Dataset records section start

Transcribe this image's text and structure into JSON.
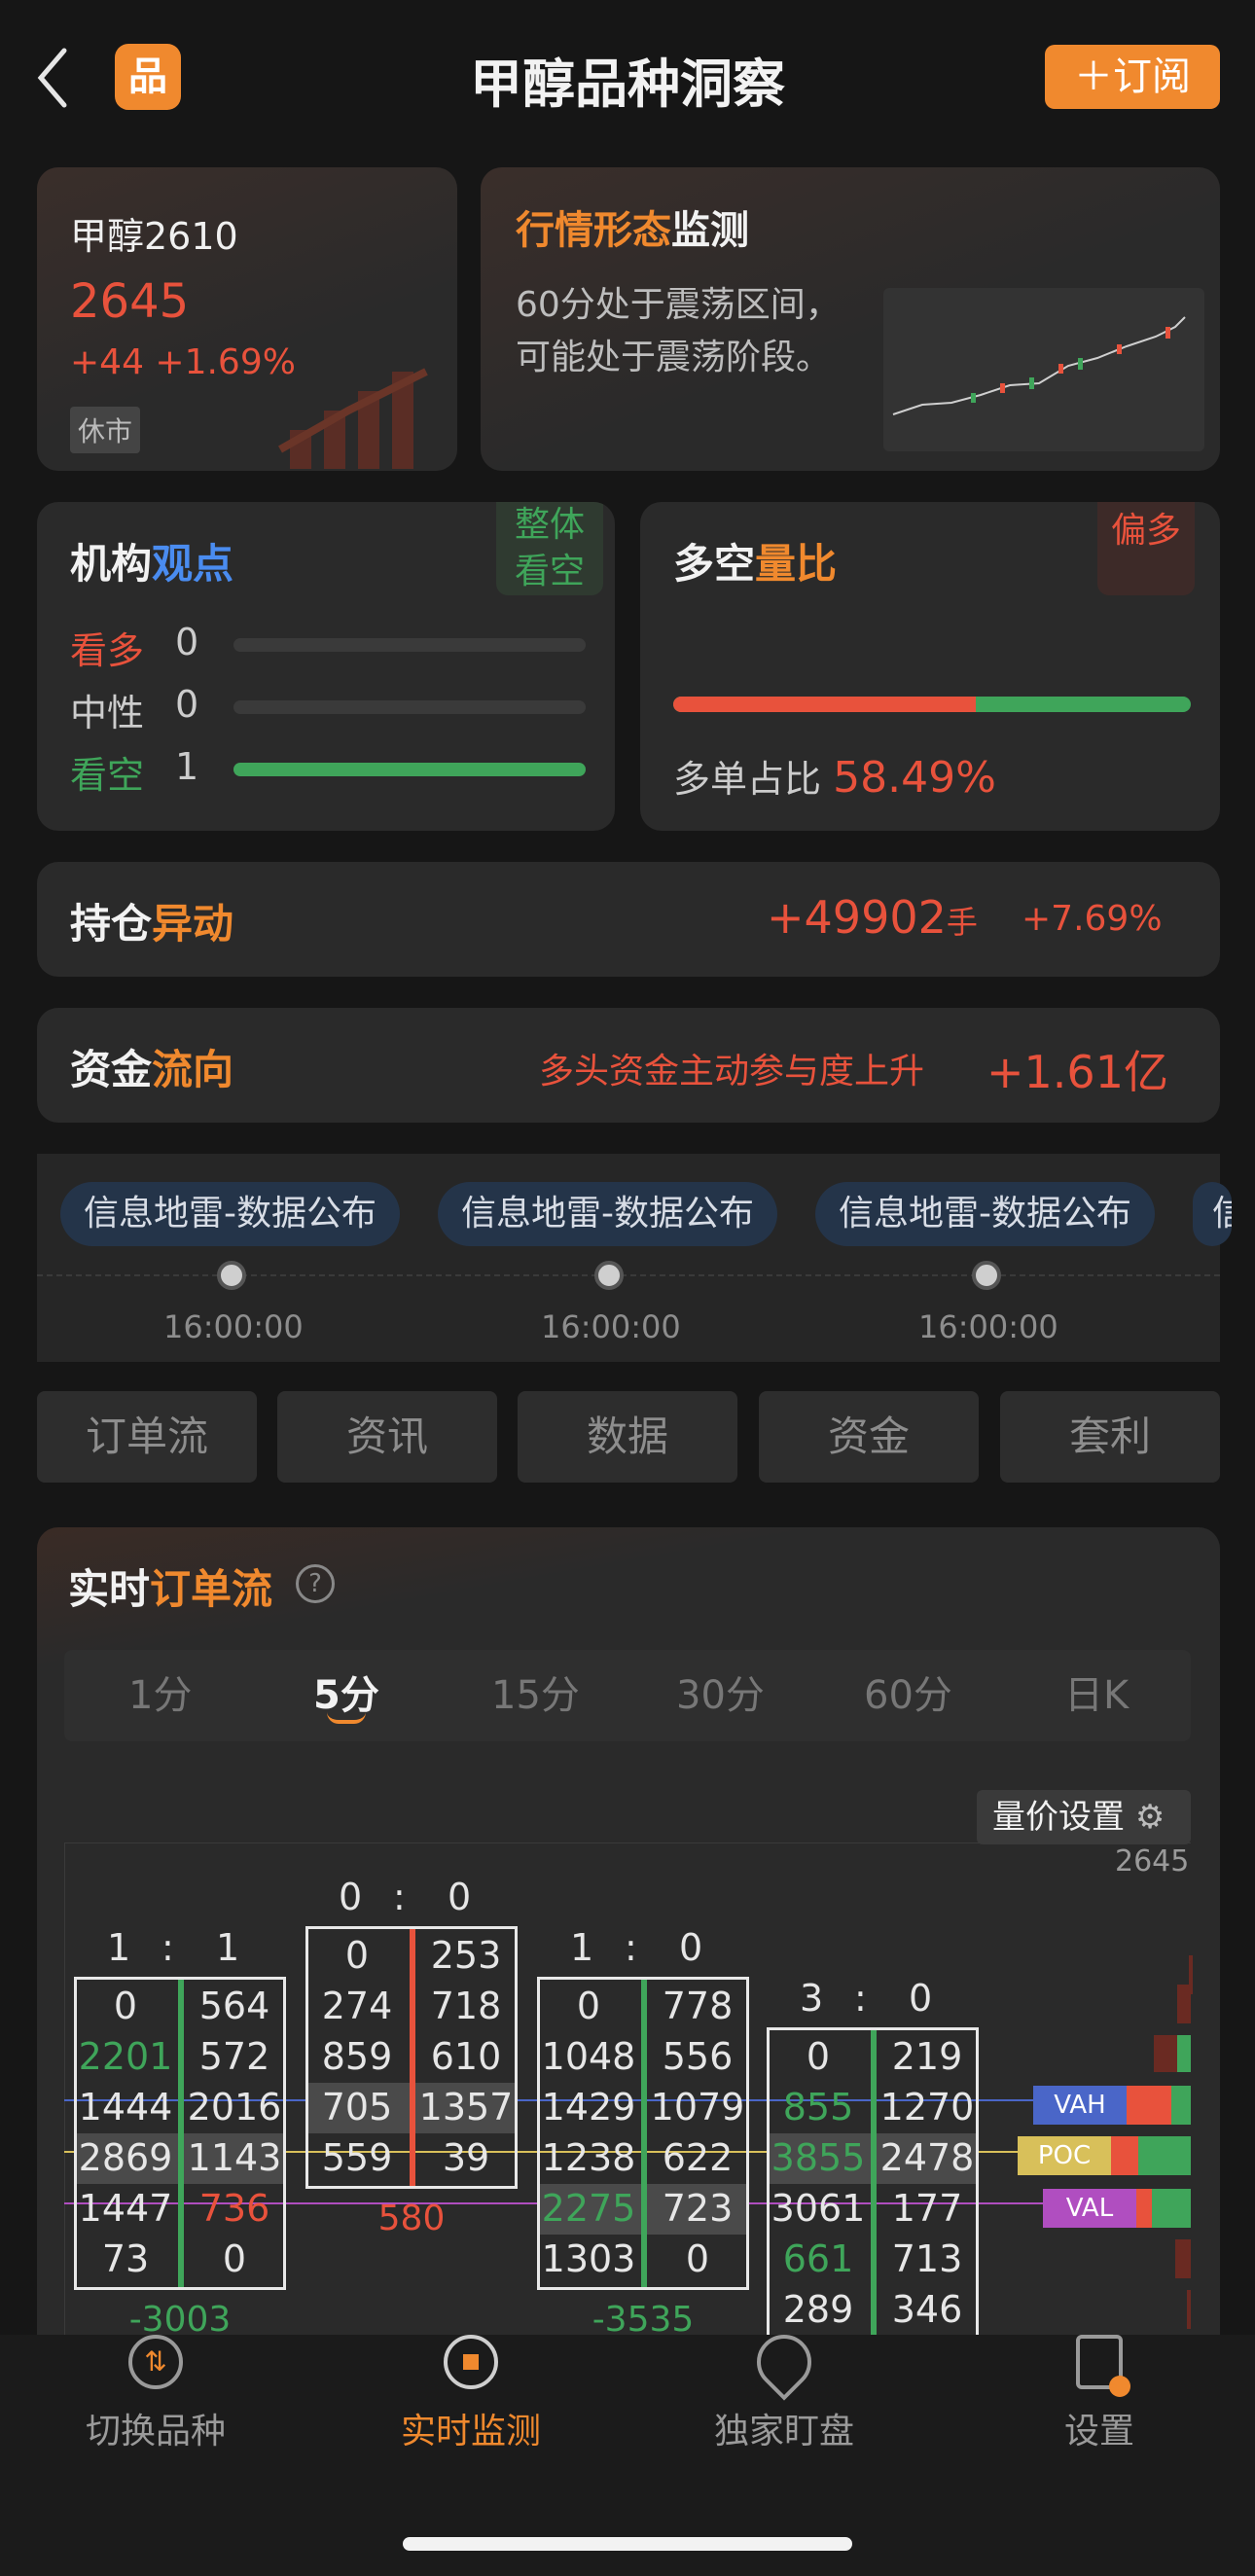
{
  "header": {
    "title": "甲醇品种洞察",
    "logo_text": "品",
    "subscribe_label": "订阅",
    "subscribe_icon": "plus-icon"
  },
  "quote": {
    "name": "甲醇2610",
    "price": "2645",
    "change": "+44 +1.69%",
    "status": "休市"
  },
  "pattern": {
    "title_a": "行情形态",
    "title_b": "监测",
    "desc_line1": "60分处于震荡区间，",
    "desc_line2": "可能处于震荡阶段。"
  },
  "institution": {
    "title_a": "机构",
    "title_b": "观点",
    "badge_line1": "整体",
    "badge_line2": "看空",
    "rows": [
      {
        "label": "看多",
        "value": "0",
        "fill": 0
      },
      {
        "label": "中性",
        "value": "0",
        "fill": 0
      },
      {
        "label": "看空",
        "value": "1",
        "fill": 1
      }
    ]
  },
  "ratio": {
    "title_a": "多空",
    "title_b": "量比",
    "badge": "偏多",
    "label": "多单占比",
    "value": "58.49%",
    "long_fraction": 0.5849
  },
  "position": {
    "title_a": "持仓",
    "title_b": "异动",
    "value": "+49902",
    "unit": "手",
    "pct": "+7.69%"
  },
  "capital": {
    "title_a": "资金",
    "title_b": "流向",
    "desc": "多头资金主动参与度上升",
    "value": "+1.61亿"
  },
  "timeline": [
    {
      "label": "信息地雷-数据公布",
      "time": "16:00:00"
    },
    {
      "label": "信息地雷-数据公布",
      "time": "16:00:00"
    },
    {
      "label": "信息地雷-数据公布",
      "time": "16:00:00"
    },
    {
      "label": "信",
      "time": ""
    }
  ],
  "tabs": [
    "订单流",
    "资讯",
    "数据",
    "资金",
    "套利"
  ],
  "orderflow": {
    "title_a": "实时",
    "title_b": "订单流",
    "help_icon": "question-icon",
    "periods": [
      "1分",
      "5分",
      "15分",
      "30分",
      "60分",
      "日K"
    ],
    "active_period": "5分",
    "settings_label": "量价设置",
    "price_label": "2645",
    "markers": [
      "VAH",
      "POC",
      "VAL"
    ],
    "bars": [
      {
        "ratio": [
          "1",
          ":",
          "1"
        ],
        "rows": [
          [
            "0",
            "564"
          ],
          [
            "2201",
            "572"
          ],
          [
            "1444",
            "2016"
          ],
          [
            "2869",
            "1143"
          ],
          [
            "1447",
            "736"
          ],
          [
            "73",
            "0"
          ]
        ],
        "delta": "-3003"
      },
      {
        "ratio": [
          "0",
          ":",
          "0"
        ],
        "rows": [
          [
            "0",
            "253"
          ],
          [
            "274",
            "718"
          ],
          [
            "859",
            "610"
          ],
          [
            "705",
            "1357"
          ],
          [
            "559",
            "39"
          ]
        ],
        "delta": "580"
      },
      {
        "ratio": [
          "1",
          ":",
          "0"
        ],
        "rows": [
          [
            "0",
            "778"
          ],
          [
            "1048",
            "556"
          ],
          [
            "1429",
            "1079"
          ],
          [
            "1238",
            "622"
          ],
          [
            "2275",
            "723"
          ],
          [
            "1303",
            "0"
          ]
        ],
        "delta": "-3535"
      },
      {
        "ratio": [
          "3",
          ":",
          "0"
        ],
        "rows": [
          [
            "0",
            "219"
          ],
          [
            "855",
            "1270"
          ],
          [
            "3855",
            "2478"
          ],
          [
            "3061",
            "177"
          ],
          [
            "661",
            "713"
          ],
          [
            "289",
            "346"
          ]
        ],
        "delta": ""
      }
    ]
  },
  "nav": [
    {
      "label": "切换品种",
      "icon": "switch-icon",
      "active": false
    },
    {
      "label": "实时监测",
      "icon": "monitor-icon",
      "active": true
    },
    {
      "label": "独家盯盘",
      "icon": "watch-icon",
      "active": false
    },
    {
      "label": "设置",
      "icon": "settings-icon",
      "active": false
    }
  ],
  "colors": {
    "accent": "#f0892e",
    "up": "#e8523c",
    "down": "#3fa55a"
  }
}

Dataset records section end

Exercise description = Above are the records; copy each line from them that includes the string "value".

Your response =
        "value": "0",
        "value": "0",
        "value": "1",
    "value": "58.49%",
    "value": "+49902",
    "value": "+1.61亿"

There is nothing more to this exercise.